START Data supplied

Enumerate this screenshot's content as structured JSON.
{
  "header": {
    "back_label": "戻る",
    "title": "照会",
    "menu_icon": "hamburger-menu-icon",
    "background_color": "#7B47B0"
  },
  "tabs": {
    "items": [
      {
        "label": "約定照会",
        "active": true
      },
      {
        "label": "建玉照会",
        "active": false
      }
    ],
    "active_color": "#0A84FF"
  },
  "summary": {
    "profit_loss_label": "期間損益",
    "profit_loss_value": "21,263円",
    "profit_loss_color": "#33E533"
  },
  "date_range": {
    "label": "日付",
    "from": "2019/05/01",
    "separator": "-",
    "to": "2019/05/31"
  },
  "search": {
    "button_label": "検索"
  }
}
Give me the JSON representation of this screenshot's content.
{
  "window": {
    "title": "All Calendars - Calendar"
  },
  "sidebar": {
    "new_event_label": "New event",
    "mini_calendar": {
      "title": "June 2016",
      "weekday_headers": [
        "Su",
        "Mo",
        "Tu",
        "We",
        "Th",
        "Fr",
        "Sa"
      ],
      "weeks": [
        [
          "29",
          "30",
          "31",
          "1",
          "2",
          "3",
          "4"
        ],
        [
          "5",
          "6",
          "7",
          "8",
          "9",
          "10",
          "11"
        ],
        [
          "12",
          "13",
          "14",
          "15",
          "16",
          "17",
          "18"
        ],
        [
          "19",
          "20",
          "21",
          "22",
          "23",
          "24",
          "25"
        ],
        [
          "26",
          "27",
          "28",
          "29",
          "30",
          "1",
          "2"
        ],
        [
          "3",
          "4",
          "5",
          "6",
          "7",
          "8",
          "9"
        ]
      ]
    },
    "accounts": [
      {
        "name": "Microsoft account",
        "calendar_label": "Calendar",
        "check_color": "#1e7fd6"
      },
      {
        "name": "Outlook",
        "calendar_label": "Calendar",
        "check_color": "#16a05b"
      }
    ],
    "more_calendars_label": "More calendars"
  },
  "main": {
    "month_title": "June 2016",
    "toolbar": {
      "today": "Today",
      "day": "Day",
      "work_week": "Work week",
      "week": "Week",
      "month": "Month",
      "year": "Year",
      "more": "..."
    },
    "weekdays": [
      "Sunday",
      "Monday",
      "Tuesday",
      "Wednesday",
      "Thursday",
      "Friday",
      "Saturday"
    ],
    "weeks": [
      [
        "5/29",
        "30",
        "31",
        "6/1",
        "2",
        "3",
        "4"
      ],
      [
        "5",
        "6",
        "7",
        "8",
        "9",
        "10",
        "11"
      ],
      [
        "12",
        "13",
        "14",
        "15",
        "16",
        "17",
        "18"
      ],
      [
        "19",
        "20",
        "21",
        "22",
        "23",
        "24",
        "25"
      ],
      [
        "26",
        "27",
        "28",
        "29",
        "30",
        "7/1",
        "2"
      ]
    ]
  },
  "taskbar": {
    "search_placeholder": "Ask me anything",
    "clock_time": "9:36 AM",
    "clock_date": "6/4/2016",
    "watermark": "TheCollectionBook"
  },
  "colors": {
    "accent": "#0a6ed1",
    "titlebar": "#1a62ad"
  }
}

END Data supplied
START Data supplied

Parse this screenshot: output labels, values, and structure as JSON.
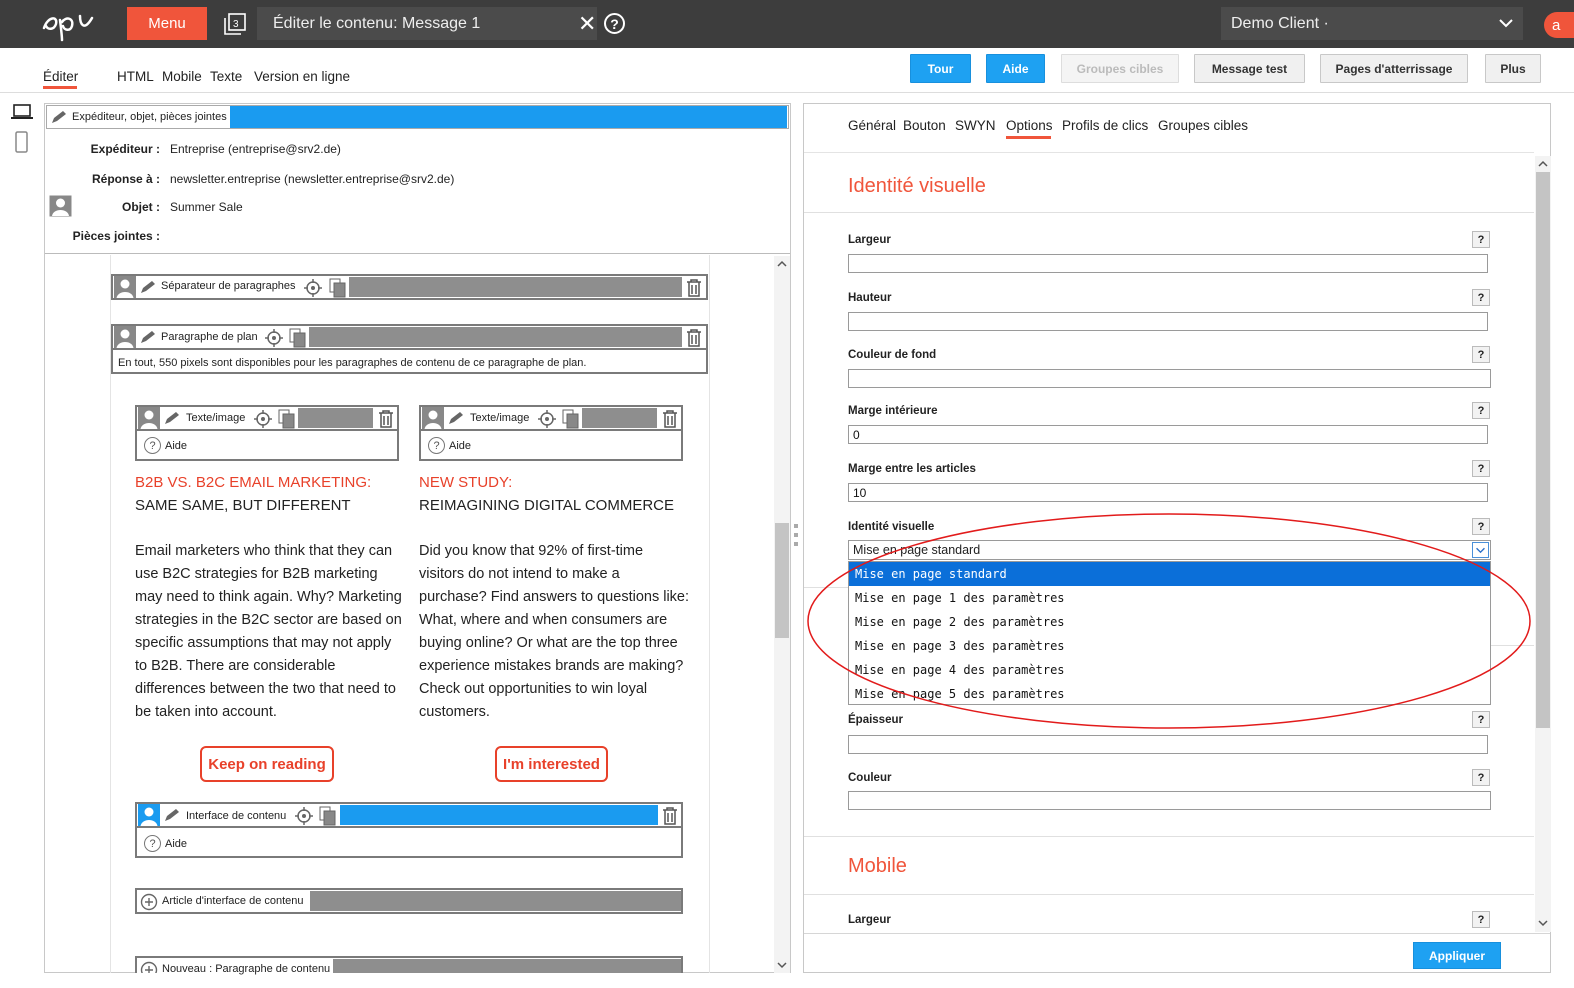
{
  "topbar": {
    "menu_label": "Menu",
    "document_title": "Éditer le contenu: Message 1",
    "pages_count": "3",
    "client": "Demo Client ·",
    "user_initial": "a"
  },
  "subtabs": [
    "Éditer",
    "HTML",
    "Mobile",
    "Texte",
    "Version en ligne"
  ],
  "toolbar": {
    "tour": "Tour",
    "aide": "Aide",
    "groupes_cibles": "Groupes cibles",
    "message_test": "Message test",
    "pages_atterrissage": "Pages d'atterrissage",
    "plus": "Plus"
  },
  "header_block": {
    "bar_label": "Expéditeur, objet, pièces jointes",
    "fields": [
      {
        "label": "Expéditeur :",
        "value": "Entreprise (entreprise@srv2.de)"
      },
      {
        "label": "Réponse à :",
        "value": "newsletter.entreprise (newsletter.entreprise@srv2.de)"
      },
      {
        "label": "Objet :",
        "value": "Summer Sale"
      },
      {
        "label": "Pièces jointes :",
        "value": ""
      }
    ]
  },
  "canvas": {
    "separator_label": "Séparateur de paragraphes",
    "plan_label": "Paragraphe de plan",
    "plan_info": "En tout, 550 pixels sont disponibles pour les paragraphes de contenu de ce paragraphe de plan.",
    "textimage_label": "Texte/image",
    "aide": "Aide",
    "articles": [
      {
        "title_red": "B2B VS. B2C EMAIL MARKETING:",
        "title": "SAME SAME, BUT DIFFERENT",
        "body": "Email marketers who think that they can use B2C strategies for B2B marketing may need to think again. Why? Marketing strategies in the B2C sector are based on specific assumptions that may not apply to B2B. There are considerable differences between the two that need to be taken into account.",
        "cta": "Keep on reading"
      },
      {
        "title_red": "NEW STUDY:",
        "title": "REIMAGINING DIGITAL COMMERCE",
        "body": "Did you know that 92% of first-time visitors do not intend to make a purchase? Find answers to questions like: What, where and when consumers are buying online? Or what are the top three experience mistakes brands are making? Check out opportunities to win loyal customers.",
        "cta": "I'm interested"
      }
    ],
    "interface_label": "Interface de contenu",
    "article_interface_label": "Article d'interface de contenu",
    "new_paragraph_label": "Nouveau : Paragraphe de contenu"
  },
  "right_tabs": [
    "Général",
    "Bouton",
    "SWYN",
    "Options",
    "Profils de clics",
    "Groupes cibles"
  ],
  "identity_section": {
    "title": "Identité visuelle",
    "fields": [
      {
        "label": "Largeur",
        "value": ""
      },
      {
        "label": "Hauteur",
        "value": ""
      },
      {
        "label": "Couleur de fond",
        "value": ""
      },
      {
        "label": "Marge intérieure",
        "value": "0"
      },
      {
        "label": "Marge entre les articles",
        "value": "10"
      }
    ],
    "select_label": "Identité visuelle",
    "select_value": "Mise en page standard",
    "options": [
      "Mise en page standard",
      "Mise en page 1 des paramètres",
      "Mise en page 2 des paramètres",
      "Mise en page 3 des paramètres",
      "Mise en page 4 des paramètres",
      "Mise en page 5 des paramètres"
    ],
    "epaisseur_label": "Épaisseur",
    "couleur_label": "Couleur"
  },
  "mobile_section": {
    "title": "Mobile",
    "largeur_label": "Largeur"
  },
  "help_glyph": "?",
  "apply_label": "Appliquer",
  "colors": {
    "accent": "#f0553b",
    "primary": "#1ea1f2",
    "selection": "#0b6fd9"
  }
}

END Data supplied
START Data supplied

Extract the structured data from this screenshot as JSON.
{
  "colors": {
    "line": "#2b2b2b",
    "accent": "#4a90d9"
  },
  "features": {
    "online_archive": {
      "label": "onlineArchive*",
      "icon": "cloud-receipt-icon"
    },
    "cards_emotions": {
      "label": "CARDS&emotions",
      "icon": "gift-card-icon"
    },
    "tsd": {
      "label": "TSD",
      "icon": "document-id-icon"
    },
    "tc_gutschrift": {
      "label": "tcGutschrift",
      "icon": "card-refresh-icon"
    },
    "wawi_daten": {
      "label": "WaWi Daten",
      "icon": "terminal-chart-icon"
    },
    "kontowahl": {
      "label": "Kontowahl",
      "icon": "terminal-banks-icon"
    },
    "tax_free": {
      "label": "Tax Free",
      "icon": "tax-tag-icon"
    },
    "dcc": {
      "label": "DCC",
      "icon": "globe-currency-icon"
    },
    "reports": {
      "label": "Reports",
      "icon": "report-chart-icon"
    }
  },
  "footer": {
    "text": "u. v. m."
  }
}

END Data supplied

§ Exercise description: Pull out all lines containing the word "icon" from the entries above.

§ Result for this exercise:
    "menu_icon": "hamburger-menu-icon",
      "icon": "cloud-receipt-icon"
      "icon": "gift-card-icon"
      "icon": "document-id-icon"
      "icon": "card-refresh-icon"
      "icon": "terminal-chart-icon"
      "icon": "terminal-banks-icon"
      "icon": "tax-tag-icon"
      "icon": "globe-currency-icon"
      "icon": "report-chart-icon"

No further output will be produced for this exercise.